With the engine set up in the jig, the next step is to bend, shape and weld the tubes that make up the Enigma 1050 chassis. These are the materials and processes involved.
Tigcraft have chosen T45 tubing for the Enigma 1050 chassis. The wall thickness of the tube is 16 SWG (Imperial Standard Wire Gauge) which equals 1.626mm. The sheer mass of the engine makes substantial tube necessary. T45 is a cold drawn, seamless tube. The cold drawing process involves taking manufactured tube then drawing it through a die to produce the required diameter and wall thickness. Cold drawing results in dimensionally precise tube with a good surface finish. The process of cold drawing alters the crystal structure of the metal in such a way that the strength of the material is increased.
T45 tube is made from an alloy of steel, carbon and manganese. It has a high strength to weight ratio and, unlike chrome molybdenum steel, does not require heat treatment after welding. T45 tubing is used extensively for bicycle frames, racing car chassis and, of course, motorcycle frames. It is also used widely in the aircraft industry.
Dave Pearce of Tigcraft reckons that the Stakesys Hole Saw Tube Notcher is the best two hundred quid he’s ever spent on a piece of tooling. When you join two pieces of tube, they have to meet precisely and this is where the notcher comes in.
“You can use a file and a hacksaw to achieve the same result,” says Dave, “But it takes forever and you end throwing a lot of tube away when you get it wrong.”
To use the notcher, you select a hole saw of the same diameter as the tube you want to prepare, set the angle of the tool to the work to the same as the angle of the tubes to be joined then cut the notch. The tool is powered by an electric drill. The shaft which holds the cutter rotates on needle roller bearings in a substantial aluminium alloy housing which ensures both accuracy and longevity.
TIG welding (Tungsten Inert Gas) is the best method for joining tubes on a motorcycle frame. As the diagram shows, the heat is provided by a tungsten electrode which completes an electrical circuit with the material to be welded. An inert gas (usually but not always Argon) is fed to the weld area through the housing which holds the tungsten electrode. The gas ensures that no oxygen can reach the joint which results in a pure, strong weld. Filler rod is fed manually into the molten pool to complete the joint. The temperature of the arc can reach as much as 3000°C which is some way below Tungsten’s melting point of 3410°C.

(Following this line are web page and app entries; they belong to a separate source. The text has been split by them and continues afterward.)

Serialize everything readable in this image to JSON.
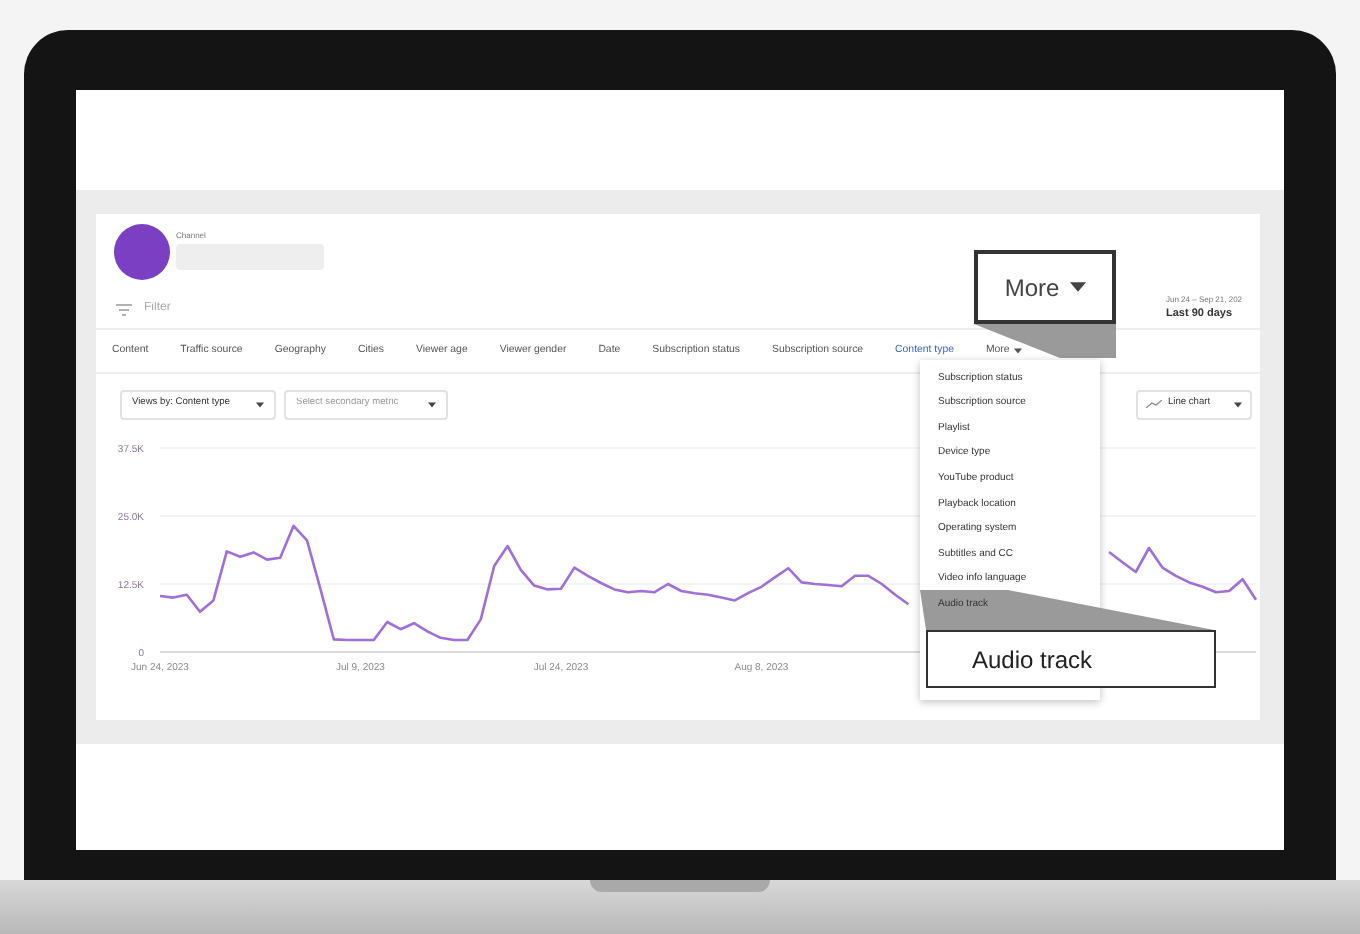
{
  "channel": {
    "label": "Channel"
  },
  "filter": {
    "placeholder": "Filter"
  },
  "date_range": {
    "range": "Jun 24 – Sep 21, 202",
    "preset": "Last 90 days"
  },
  "tabs": [
    {
      "label": "Content",
      "selected": false,
      "kind": "tab"
    },
    {
      "label": "Traffic source",
      "selected": false,
      "kind": "tab"
    },
    {
      "label": "Geography",
      "selected": false,
      "kind": "tab"
    },
    {
      "label": "Cities",
      "selected": false,
      "kind": "tab"
    },
    {
      "label": "Viewer age",
      "selected": false,
      "kind": "tab"
    },
    {
      "label": "Viewer gender",
      "selected": false,
      "kind": "tab"
    },
    {
      "label": "Date",
      "selected": false,
      "kind": "tab"
    },
    {
      "label": "Subscription status",
      "selected": false,
      "kind": "tab"
    },
    {
      "label": "Subscription source",
      "selected": false,
      "kind": "tab"
    },
    {
      "label": "Content type",
      "selected": true,
      "kind": "tab"
    },
    {
      "label": "More",
      "selected": false,
      "kind": "menu"
    }
  ],
  "controls": {
    "primary_metric": "Views by: Content type",
    "secondary_metric": {
      "placeholder": "Select secondary metric"
    },
    "chart_type": "Line chart"
  },
  "chart": {
    "chart_data": {
      "type": "line",
      "ylim": [
        0,
        37500
      ],
      "yticks": [
        {
          "value": 0,
          "label": "0"
        },
        {
          "value": 12500,
          "label": "12.5K"
        },
        {
          "value": 25000,
          "label": "25.0K"
        },
        {
          "value": 37500,
          "label": "37.5K"
        }
      ],
      "categories": [
        "Jun 24, 2023",
        null,
        null,
        null,
        null,
        null,
        null,
        null,
        null,
        null,
        null,
        null,
        null,
        null,
        null,
        "Jul 9, 2023",
        null,
        null,
        null,
        null,
        null,
        null,
        null,
        null,
        null,
        null,
        null,
        null,
        null,
        null,
        "Jul 24, 2023",
        null,
        null,
        null,
        null,
        null,
        null,
        null,
        null,
        null,
        null,
        null,
        null,
        null,
        null,
        "Aug 8, 2023",
        null,
        null,
        null,
        null,
        null,
        null,
        null,
        null,
        null,
        null,
        null,
        null,
        null,
        null,
        null,
        null,
        null,
        null,
        null,
        null,
        null,
        null,
        null,
        null,
        null,
        null,
        null,
        null,
        null,
        null,
        null,
        null,
        null,
        null,
        null,
        null,
        null
      ],
      "series": [
        {
          "color": "#a070d8",
          "values": [
            10300,
            10000,
            10500,
            7400,
            9500,
            18500,
            17500,
            18300,
            17000,
            17300,
            23200,
            20500,
            11600,
            2300,
            2200,
            2200,
            2200,
            5500,
            4200,
            5300,
            3800,
            2600,
            2200,
            2200,
            6000,
            15800,
            19500,
            15100,
            12200,
            11500,
            11600,
            15500,
            14000,
            12700,
            11500,
            11000,
            11200,
            11000,
            12500,
            11200,
            10800,
            10500,
            10000,
            9500,
            10800,
            12000,
            13700,
            15400,
            12800,
            12500,
            12300,
            12100,
            14000,
            14000,
            12500,
            10500,
            8800,
            null,
            null,
            null,
            null,
            null,
            null,
            null,
            null,
            null,
            null,
            null,
            null,
            null,
            null,
            18400,
            16500,
            14700,
            19100,
            15500,
            14000,
            12800,
            12000,
            11000,
            11200,
            13400,
            9600
          ]
        }
      ]
    }
  },
  "more_menu": {
    "items": [
      "Subscription status",
      "Subscription source",
      "Playlist",
      "Device type",
      "YouTube product",
      "Playback location",
      "Operating system",
      "Subtitles and CC",
      "Video info language",
      "Audio track"
    ]
  },
  "callouts": [
    {
      "text": "More",
      "kind": "caret"
    },
    {
      "text": "Audio track",
      "kind": "plain"
    }
  ]
}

Compared to braze welding (also know as bronze welding) TIG adds less metal to the construction and is, therefore, lighter. Dave Pearce reckons that a couple of kilos can be saved by using TIG instead of braze welding.